Scottie Pippen: After we won, Mike just fell into my arms like a child, as exhausted and feeble as I’d ever seen him. But then something perked him back up again. He pushed away from me, ran over to the bench, grabbed a gun, and shot me in the head.

Ron Harper: Mike shot me in the head, too.

Luc Longley: Michael shot Scottie, Ron, Dennis, and me, and then he turned the gun around and shot himself.

Michael Jordan: I needed to get back to Heaven to save Jesus from the impostor, and I decided to bring my teammates to help me.

Luc Longley: The other four went straight to Heaven, but I went to Hell for some reason. I’m still there to this day.

Ron Harper: I was pissed because we’d just finished this long, exhausting basketball game and then Mike made us go battle angels for four days and four nights.

Dennis Rodman: Angels have claws. You wouldn’t think so, but they do. That was probably my least favorite part about the glorious battle we fought against them in Heaven.

Scottie Pippen: It took a while, but we eventually trapped all the disobedient angels in the giant hole and rescued the real Jesus. It’s a good thing, too, because they were draining all his powers into a bomb that they were going to use to blow up the Grand Canyon.

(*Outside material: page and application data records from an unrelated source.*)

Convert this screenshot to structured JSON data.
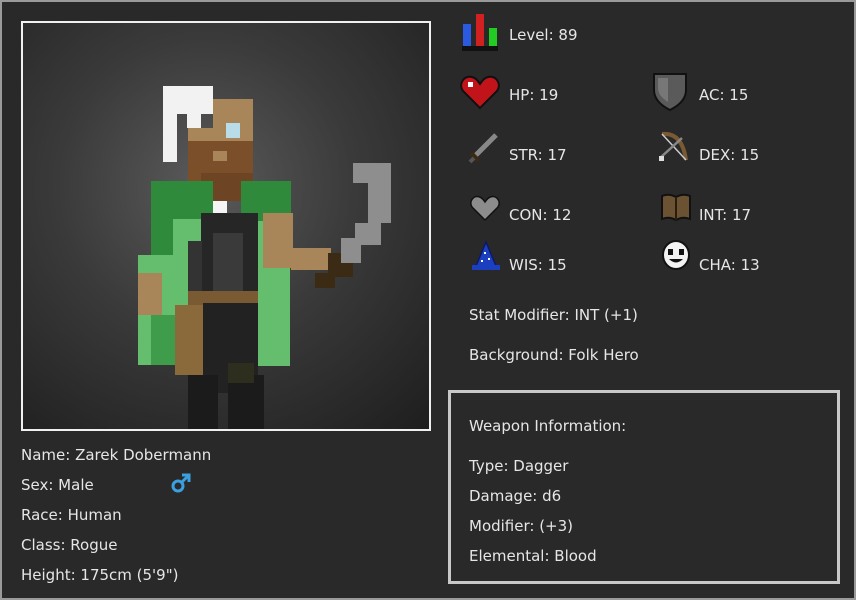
{
  "character": {
    "name_line": "Name: Zarek Dobermann",
    "sex_line": "Sex: Male",
    "race_line": "Race: Human",
    "class_line": "Class: Rogue",
    "height_line": "Height: 175cm (5'9\")",
    "sex_icon": "male-symbol-icon"
  },
  "stats": {
    "level": "Level: 89",
    "hp": "HP: 19",
    "ac": "AC: 15",
    "str": "STR: 17",
    "dex": "DEX: 15",
    "con": "CON: 12",
    "int": "INT: 17",
    "wis": "WIS: 15",
    "cha": "CHA: 13",
    "stat_modifier": "Stat Modifier: INT (+1)",
    "background": "Background: Folk Hero"
  },
  "weapon": {
    "title": "Weapon Information:",
    "type": "Type: Dagger",
    "damage": "Damage: d6",
    "modifier": "Modifier: (+3)",
    "elemental": "Elemental: Blood"
  },
  "colors": {
    "background": "#292929",
    "male_symbol": "#3aa0e0",
    "cape": "#3f9c4a"
  }
}
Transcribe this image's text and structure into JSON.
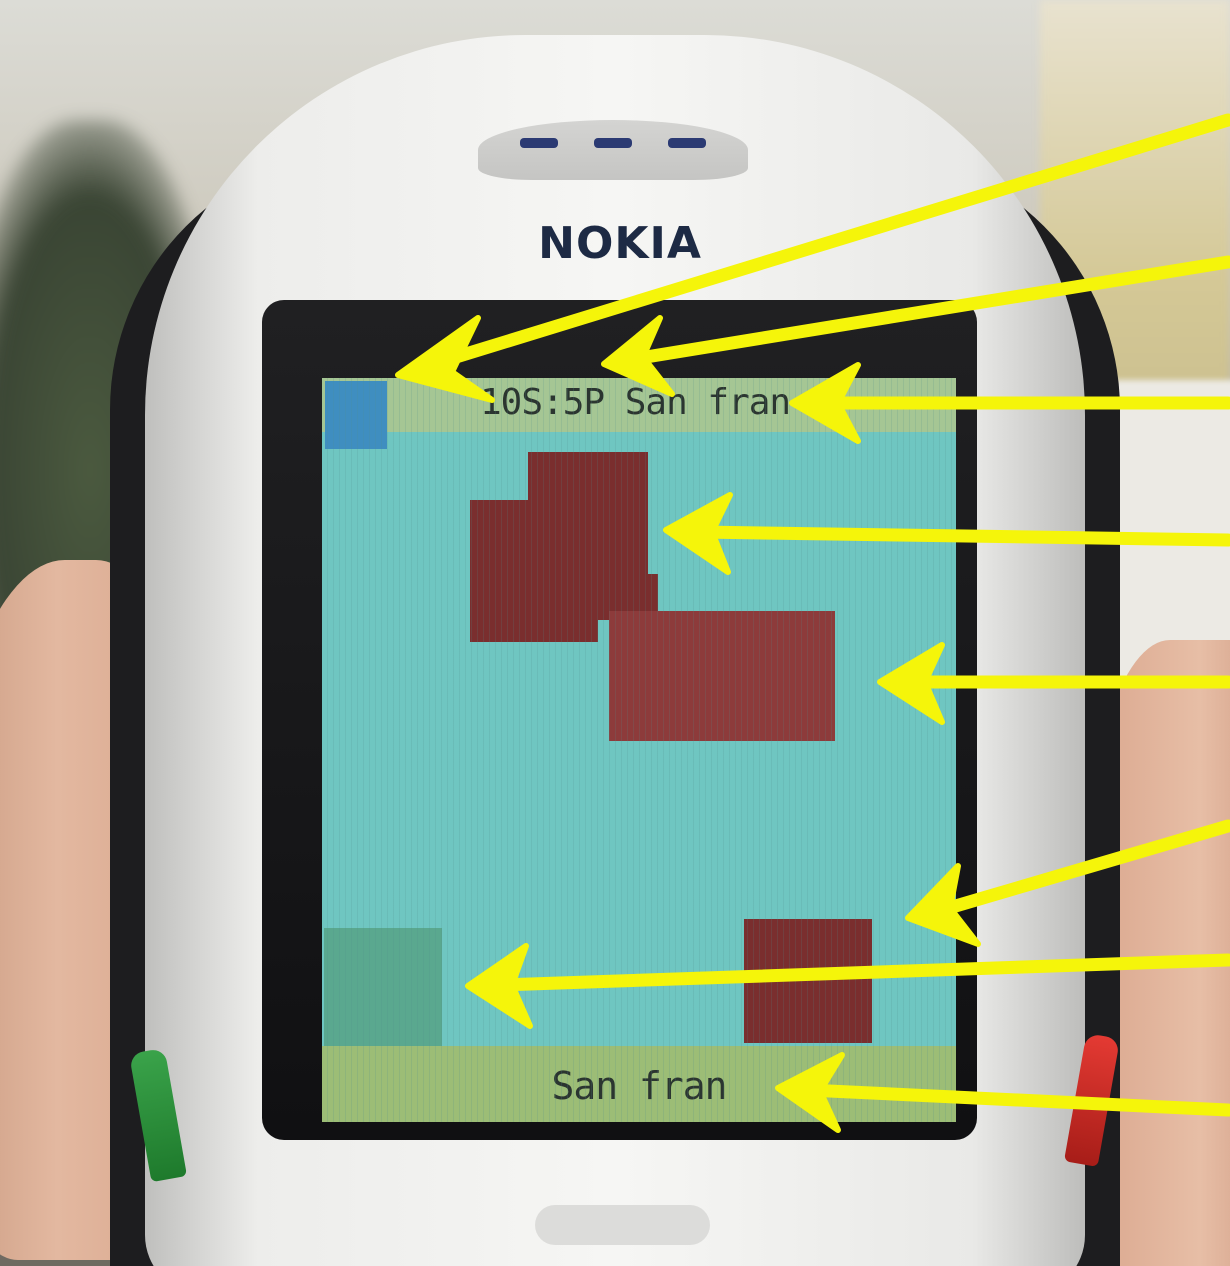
{
  "phone": {
    "brand_logo": "NOKIA"
  },
  "screen": {
    "status_text": "10S:5P San fran",
    "bottom_text": "San fran"
  },
  "colors": {
    "arrow": "#f5f50a",
    "screen_background": "#6fc6c1",
    "status_bar": "#a5c694",
    "blocks": "#7a2e2e",
    "indicator": "#3f8ec0"
  },
  "annotations": {
    "arrow_count": 8
  }
}
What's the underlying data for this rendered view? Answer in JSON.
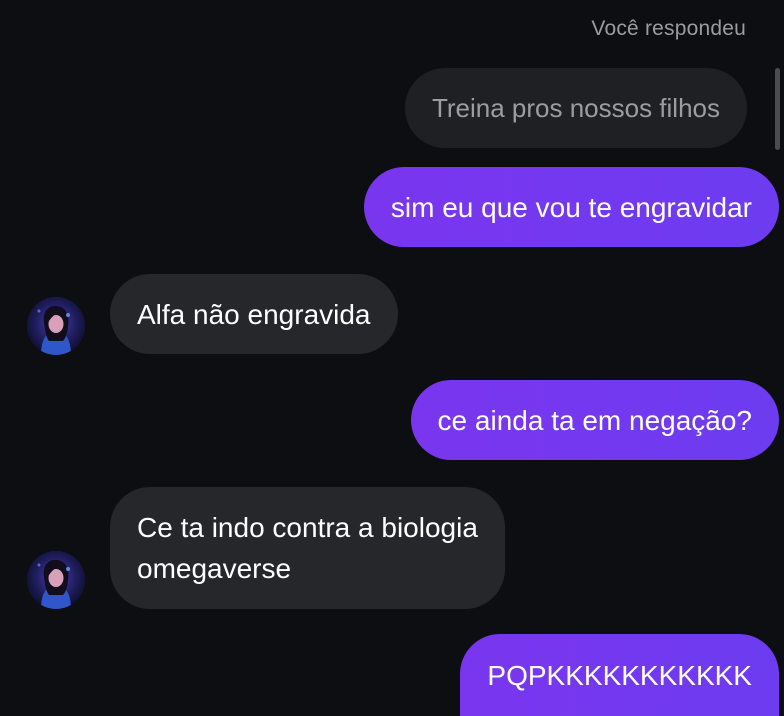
{
  "reply": {
    "label": "Você respondeu",
    "quoted_text": "Treina pros nossos filhos"
  },
  "messages": [
    {
      "direction": "out",
      "text": "sim eu que vou te engravidar"
    },
    {
      "direction": "in",
      "text": "Alfa não engravida",
      "avatar": "contact-avatar"
    },
    {
      "direction": "out",
      "text": "ce ainda ta em negação?"
    },
    {
      "direction": "in",
      "lines": [
        "Ce ta indo contra a biologia",
        "omegaverse"
      ],
      "avatar": "contact-avatar"
    },
    {
      "direction": "out",
      "text": "PQPKKKKKKKKKKK"
    }
  ],
  "colors": {
    "background": "#0d0e12",
    "outgoing_bubble": "#7036ef",
    "incoming_bubble": "#25272b",
    "quoted_bubble": "#1f2024",
    "muted_text": "#9a9ca2"
  }
}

Michael Jordan: I’m the greatest angel slayer who ever lived.

Scottie Pippen: To thank us for saving him, Jesus gave us each a thousand dollars and a nice pen. Then he let us all go back to Earth to finish our natural lives.

Michael Jordan: Anyone who says I’m not the greatest can go throw themselves in the hole with the disobedient angels. The fact is that I’m number one, and everything else is a cowardly lie.